The Lambeth Conference of 1930, which gave a guarded approval to artificial contraception, marked ‘a decisive breach with ecclesiastical tradition’ (p.217). Earlier Lambeth Conferences had condemned the practice. As Henson wrote elsewhere, the term ‘birth control’ is really just a euphemism for birth prevention.
However, the 1930 Lambeth resolution may be consistent with Christian morality, to the extent that it requires that ‘Christian parenthood … must imply a frank recognition of all sound and relevant knowledge’ (p.218). This may mean that contraception, on Henson’s view, can be justified as an act of responsible parenthood, but not so as to create a new type of sexual relationship not involving parenthood.
In the 19th century, responsibility for charitable relief (of poverty and sickness) and for education passed from the Church to the secular state, ‘a power plainly superior to the Church in [practical] effectiveness’ (p.251). This has caused the Church, perhaps for the first time in its history, to support greater power for the secular state. Historically, the Church has usually been in the position of demanding autonomy from the state, not wishing more power to the state.
The reason for the Church’s conversion to the cause of secular state intervention is, of course, the noble Christian aims of improving social conditions and relieving poverty and distress. However, giving all responsibility for welfare and education to the secular state carries the danger of totalitarianism. People will look to the state, not to the Church, for their moral guidance and ‘salvation’. The Church itself will become secularised as a result.
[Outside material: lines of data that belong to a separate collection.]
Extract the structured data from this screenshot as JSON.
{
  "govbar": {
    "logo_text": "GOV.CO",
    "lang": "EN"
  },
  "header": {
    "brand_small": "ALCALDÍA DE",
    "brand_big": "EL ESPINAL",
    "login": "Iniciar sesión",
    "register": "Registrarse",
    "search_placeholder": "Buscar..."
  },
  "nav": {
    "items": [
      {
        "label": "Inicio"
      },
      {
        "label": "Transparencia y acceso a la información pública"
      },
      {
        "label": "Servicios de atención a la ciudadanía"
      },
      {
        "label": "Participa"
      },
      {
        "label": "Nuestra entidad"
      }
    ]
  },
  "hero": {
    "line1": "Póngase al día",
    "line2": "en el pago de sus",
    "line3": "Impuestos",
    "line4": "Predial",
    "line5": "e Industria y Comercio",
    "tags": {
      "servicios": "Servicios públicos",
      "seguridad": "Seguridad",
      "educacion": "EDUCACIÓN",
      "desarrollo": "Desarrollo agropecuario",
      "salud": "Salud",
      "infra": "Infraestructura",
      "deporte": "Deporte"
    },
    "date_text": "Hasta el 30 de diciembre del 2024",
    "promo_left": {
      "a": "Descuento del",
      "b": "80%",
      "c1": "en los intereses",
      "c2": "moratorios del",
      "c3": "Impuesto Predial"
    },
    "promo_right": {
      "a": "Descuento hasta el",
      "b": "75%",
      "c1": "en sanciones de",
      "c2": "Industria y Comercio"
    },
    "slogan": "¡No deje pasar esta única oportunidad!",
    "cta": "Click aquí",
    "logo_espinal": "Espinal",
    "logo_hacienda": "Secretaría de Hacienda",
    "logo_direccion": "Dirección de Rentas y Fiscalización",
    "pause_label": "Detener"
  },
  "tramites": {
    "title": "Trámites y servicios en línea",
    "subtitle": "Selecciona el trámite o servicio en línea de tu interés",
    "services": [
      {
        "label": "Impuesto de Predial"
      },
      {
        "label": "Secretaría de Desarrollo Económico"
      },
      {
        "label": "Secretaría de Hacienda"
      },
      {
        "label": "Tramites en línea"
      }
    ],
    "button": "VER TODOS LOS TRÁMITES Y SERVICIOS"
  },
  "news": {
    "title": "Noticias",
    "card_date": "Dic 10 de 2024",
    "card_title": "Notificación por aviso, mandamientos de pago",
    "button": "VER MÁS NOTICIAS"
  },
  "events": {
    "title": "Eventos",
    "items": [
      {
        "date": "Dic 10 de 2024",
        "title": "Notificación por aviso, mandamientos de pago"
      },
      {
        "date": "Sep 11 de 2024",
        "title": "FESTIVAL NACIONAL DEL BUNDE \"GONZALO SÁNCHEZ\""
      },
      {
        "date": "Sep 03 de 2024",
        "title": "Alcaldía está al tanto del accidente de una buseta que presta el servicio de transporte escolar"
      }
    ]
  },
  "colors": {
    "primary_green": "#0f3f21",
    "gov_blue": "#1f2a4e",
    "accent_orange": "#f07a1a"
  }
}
It will have nothing left to do except to support the state, or indeed to criticise the state for not intervening enough in society.
Henson opposes a socialist emphasis on ‘equality’: ‘Since men are unquestionably unequal, and the extent of their risks and labours varies indefinitely, equity itself authorises a large inequality of recompense’ (p.276).
Free-market capitalism is also preferable and superior to the slavery and feudalism which it replaced (p.276). However, Protestant-inspired capitalism and the famous Protestant ‘work-ethic’ are too reliant on the ‘inferior morality’ of the Old Testament, with its dubious ‘association of divine favour and mundane prosperity’ (p.278).